---- Provided data

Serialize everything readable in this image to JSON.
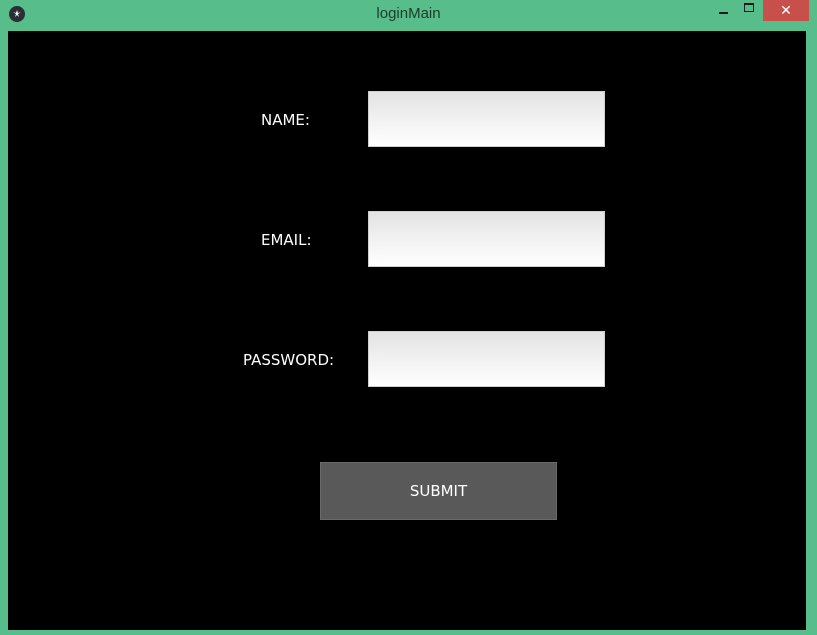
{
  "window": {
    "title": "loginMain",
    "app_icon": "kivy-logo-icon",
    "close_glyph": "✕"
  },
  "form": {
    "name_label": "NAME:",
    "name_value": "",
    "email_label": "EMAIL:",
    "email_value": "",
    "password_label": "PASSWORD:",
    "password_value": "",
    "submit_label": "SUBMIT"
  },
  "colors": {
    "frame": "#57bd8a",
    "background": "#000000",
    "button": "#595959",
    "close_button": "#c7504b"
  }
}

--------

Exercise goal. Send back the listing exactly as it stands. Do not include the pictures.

Answer box.
Serialize everything readable in this image to JSON.
{
  "window": {
    "title": "loginMain",
    "app_icon": "kivy-logo-icon",
    "close_glyph": "✕"
  },
  "form": {
    "name_label": "NAME:",
    "name_value": "",
    "email_label": "EMAIL:",
    "email_value": "",
    "password_label": "PASSWORD:",
    "password_value": "",
    "submit_label": "SUBMIT"
  },
  "colors": {
    "frame": "#57bd8a",
    "background": "#000000",
    "button": "#595959",
    "close_button": "#c7504b"
  }
}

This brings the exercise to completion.